It’s always an adventure when you have no idea what you are doing and just begin fumbling around making stuff. I saw a button that said: “Just go in your studio and make stuff.” That’s my motto. Also another key: “If you fuck up, RECOVER.”
I finally got the last commissioned quilt off to the quilter and am waiting for my silk velvet to arrive and decided (art making is decision making) to go through my basket of little stuff and clean it up: refold, reassign, reorder. Then I decided to make a few small quilts for framing for my holiday show and am calling the series: SMALL CONSTRUCTIONS FROM THE RAG BAG. This is how I begin.
I have 2 bits beings sewn together here and that heap of rags… I used to call this container “great bits” but lately its just the rag bag. There are some nice pieces hiding in there. My framer gave me a fab frame she had misordered the size and I made this little construction to fit in it.
I just finished this second little piece and am ready more or less to quilt them and emerge from my basement studio.

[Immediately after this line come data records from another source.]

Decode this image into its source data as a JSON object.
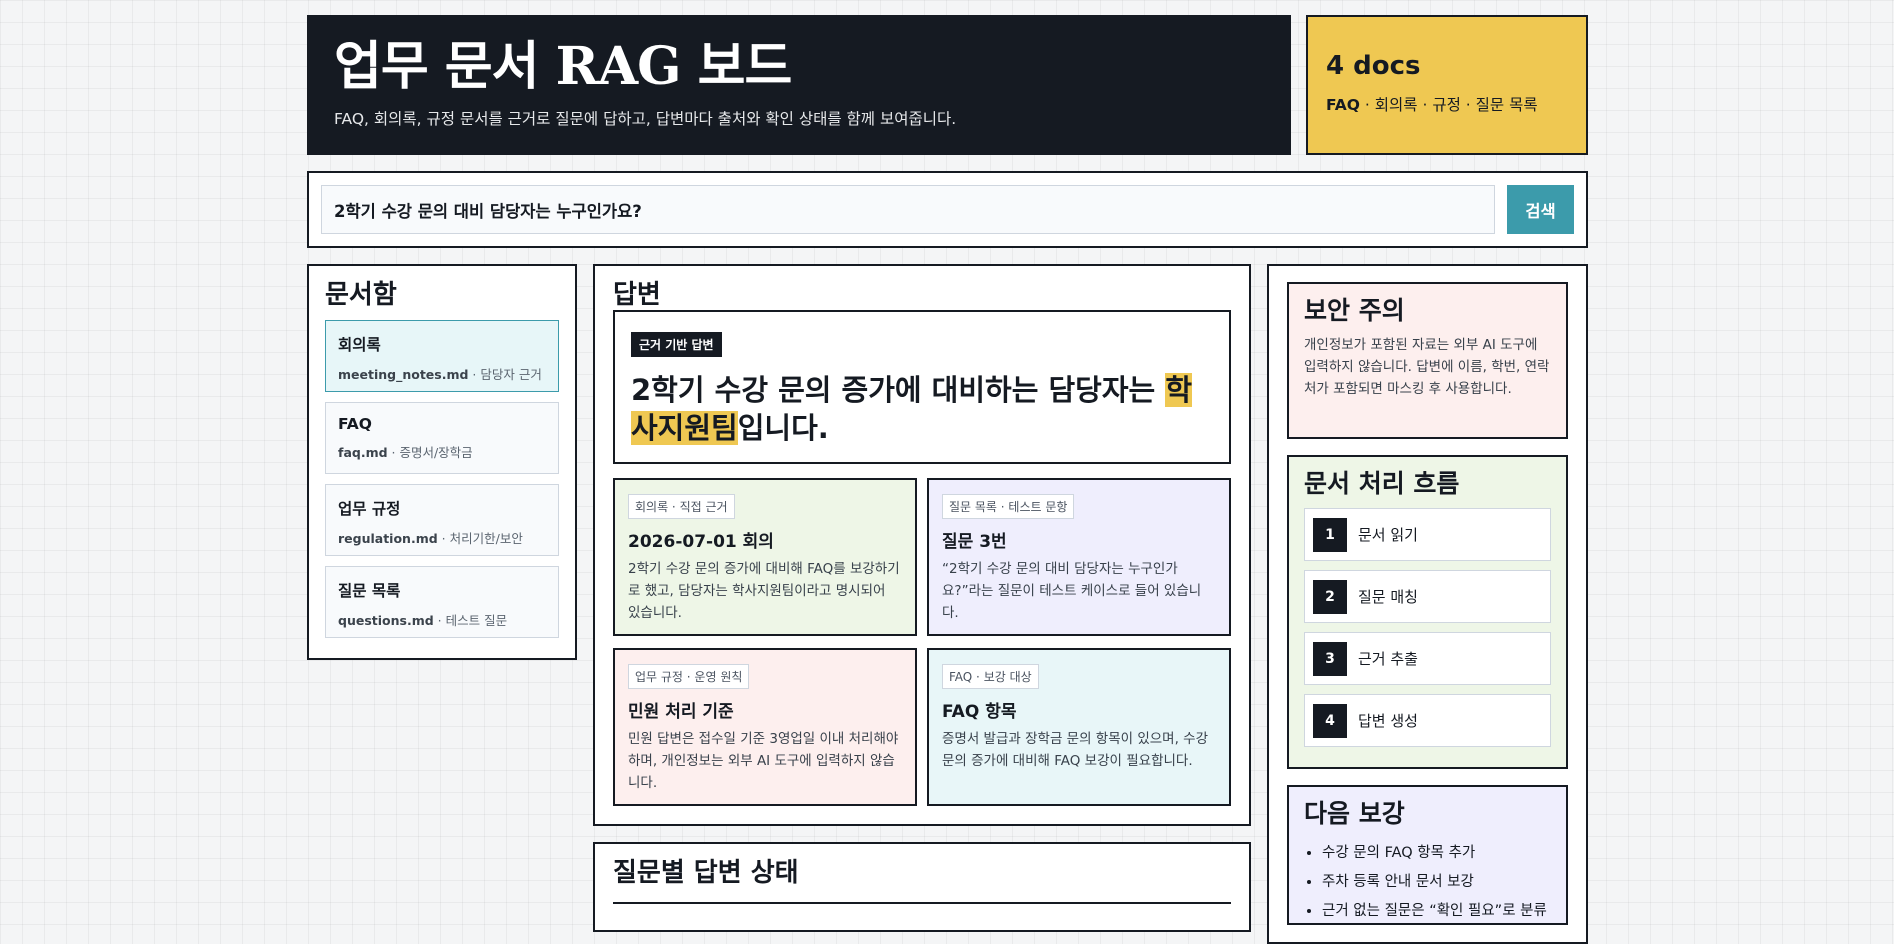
{
  "header": {
    "title": "업무 문서 RAG 보드",
    "subtitle": "FAQ, 회의록, 규정 문서를 근거로 질문에 답하고, 답변마다 출처와 확인 상태를 함께 보여줍니다."
  },
  "docs_summary": {
    "count": "4 docs",
    "lead": "FAQ",
    "rest": " · 회의록 · 규정 · 질문 목록"
  },
  "search": {
    "value": "2학기 수강 문의 대비 담당자는 누구인가요?",
    "button_label": "검색"
  },
  "docbox": {
    "heading": "문서함",
    "items": [
      {
        "title": "회의록",
        "file": "meeting_notes.md",
        "desc": " · 담당자 근거"
      },
      {
        "title": "FAQ",
        "file": "faq.md",
        "desc": " · 증명서/장학금"
      },
      {
        "title": "업무 규정",
        "file": "regulation.md",
        "desc": " · 처리기한/보안"
      },
      {
        "title": "질문 목록",
        "file": "questions.md",
        "desc": " · 테스트 질문"
      }
    ]
  },
  "answer": {
    "heading": "답변",
    "badge": "근거 기반 답변",
    "text_before": "2학기 수강 문의 증가에 대비하는 담당자는 ",
    "highlight": "학사지원팀",
    "text_after": "입니다.",
    "cards": [
      {
        "tag": "회의록 · 직접 근거",
        "title": "2026-07-01 회의",
        "body": "2학기 수강 문의 증가에 대비해 FAQ를 보강하기로 했고, 담당자는 학사지원팀이라고 명시되어 있습니다."
      },
      {
        "tag": "질문 목록 · 테스트 문항",
        "title": "질문 3번",
        "body": "“2학기 수강 문의 대비 담당자는 누구인가요?”라는 질문이 테스트 케이스로 들어 있습니다."
      },
      {
        "tag": "업무 규정 · 운영 원칙",
        "title": "민원 처리 기준",
        "body": "민원 답변은 접수일 기준 3영업일 이내 처리해야 하며, 개인정보는 외부 AI 도구에 입력하지 않습니다."
      },
      {
        "tag": "FAQ · 보강 대상",
        "title": "FAQ 항목",
        "body": "증명서 발급과 장학금 문의 항목이 있으며, 수강 문의 증가에 대비해 FAQ 보강이 필요합니다."
      }
    ]
  },
  "status": {
    "heading": "질문별 답변 상태"
  },
  "security": {
    "heading": "보안 주의",
    "body": "개인정보가 포함된 자료는 외부 AI 도구에 입력하지 않습니다. 답변에 이름, 학번, 연락처가 포함되면 마스킹 후 사용합니다."
  },
  "flow": {
    "heading": "문서 처리 흐름",
    "steps": [
      {
        "num": "1",
        "label": "문서 읽기"
      },
      {
        "num": "2",
        "label": "질문 매칭"
      },
      {
        "num": "3",
        "label": "근거 추출"
      },
      {
        "num": "4",
        "label": "답변 생성"
      }
    ]
  },
  "next": {
    "heading": "다음 보강",
    "items": [
      "수강 문의 FAQ 항목 추가",
      "주차 등록 안내 문서 보강",
      "근거 없는 질문은 “확인 필요”로 분류"
    ]
  }
}
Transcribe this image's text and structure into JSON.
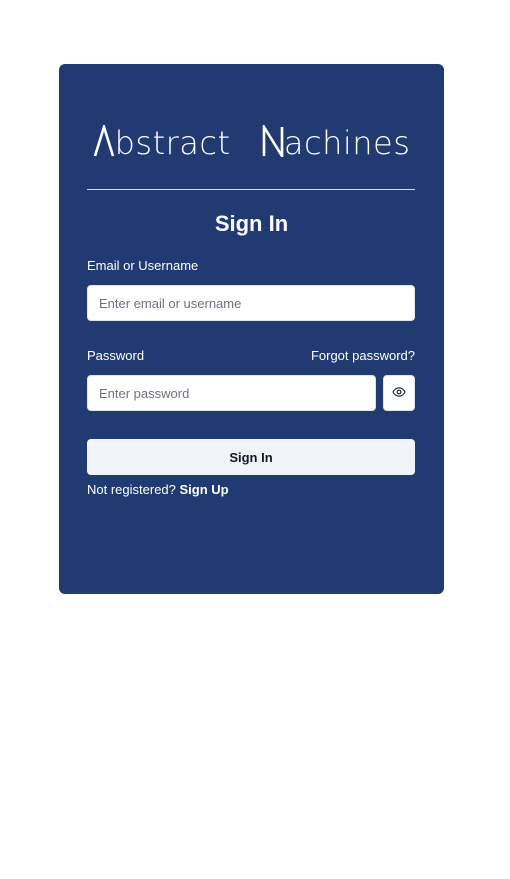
{
  "brand": {
    "logo_first_word_rest": "bstract",
    "logo_second_word_rest": "achines"
  },
  "form": {
    "title": "Sign In",
    "email_label": "Email or Username",
    "email_placeholder": "Enter email or username",
    "email_value": "",
    "password_label": "Password",
    "forgot_password_label": "Forgot password?",
    "password_placeholder": "Enter password",
    "password_value": "",
    "show_password_icon": "eye-icon",
    "submit_label": "Sign In",
    "signup_prompt": "Not registered?",
    "signup_link_label": "Sign Up"
  },
  "colors": {
    "card_background": "#223a72",
    "button_background": "#f0f3f8",
    "page_background": "#ffffff"
  }
}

It is always interesting to see how these bits from other projects recombine and make a life of their own.
I received a commission from Integrated Art LLC to make a series based on this small 15×19″ wall piece.
Of course I had no more of the fab polka dot fabric although I did spend an hour looking for it. so I made this series. The first a gallant attempt to copy the original.
and then I got bold and daring with a blue scratched taro root resist border:
I love the clamped black stripe. I made it with clips from Bed bath and beyond that have a round shape at the end… love those marks! and Finally I forgot about the lower stripe and added this discharge shibori bottom. This cloth was possibly made by Nancy Davis. At least I can’t remember making it.
The funky brown upper border was made by clamping caps from dye bottles into a rust colored fabric and overdyed it brown. All in all the series is moderately successful. None of the centers have the same free vibrant cuts of the originals… Thats what happen when one is in the flow, picking fabric up off the floor to find it is the perfect piece that one needs right now… Copying, it lacks inspiration.